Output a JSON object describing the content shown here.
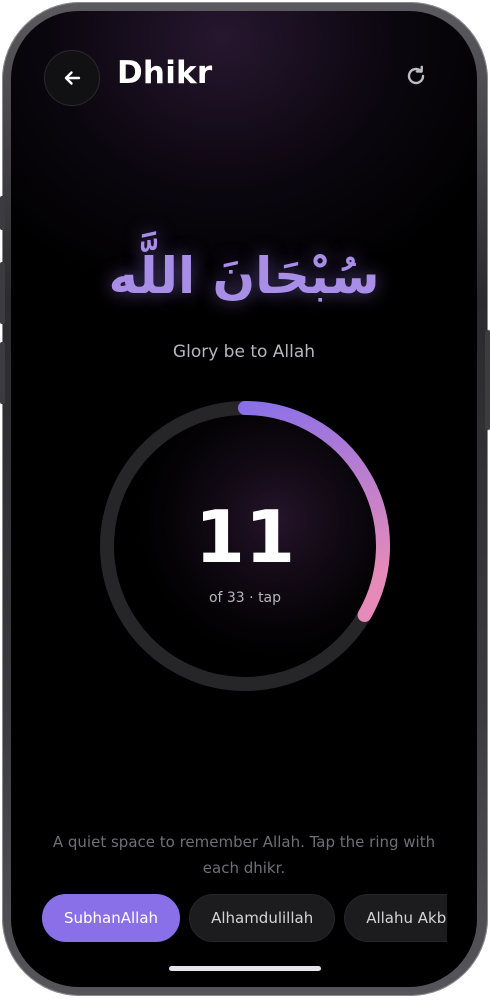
{
  "header": {
    "title": "Dhikr",
    "back_icon": "arrow-left-icon",
    "reset_icon": "refresh-icon"
  },
  "dhikr": {
    "arabic": "سُبْحَانَ اللَّه",
    "translation": "Glory be to Allah"
  },
  "counter": {
    "count": "11",
    "subtitle": "of 33 · tap",
    "progress": 0.3333
  },
  "helper_text": "A quiet space to remember Allah. Tap the ring with each dhikr.",
  "chips": [
    {
      "label": "SubhanAllah",
      "active": true
    },
    {
      "label": "Alhamdulillah",
      "active": false
    },
    {
      "label": "Allahu Akbar",
      "active": false
    }
  ],
  "colors": {
    "accent": "#8a70e8",
    "gradient_end": "#e58ab9",
    "background": "#000000"
  }
}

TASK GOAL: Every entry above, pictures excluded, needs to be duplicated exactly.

ANSWER TO THIS PROBLEM:
Output a JSON object describing the content shown here.
{
  "header": {
    "title": "Dhikr",
    "back_icon": "arrow-left-icon",
    "reset_icon": "refresh-icon"
  },
  "dhikr": {
    "arabic": "سُبْحَانَ اللَّه",
    "translation": "Glory be to Allah"
  },
  "counter": {
    "count": "11",
    "subtitle": "of 33 · tap",
    "progress": 0.3333
  },
  "helper_text": "A quiet space to remember Allah. Tap the ring with each dhikr.",
  "chips": [
    {
      "label": "SubhanAllah",
      "active": true
    },
    {
      "label": "Alhamdulillah",
      "active": false
    },
    {
      "label": "Allahu Akbar",
      "active": false
    }
  ],
  "colors": {
    "accent": "#8a70e8",
    "gradient_end": "#e58ab9",
    "background": "#000000"
  }
}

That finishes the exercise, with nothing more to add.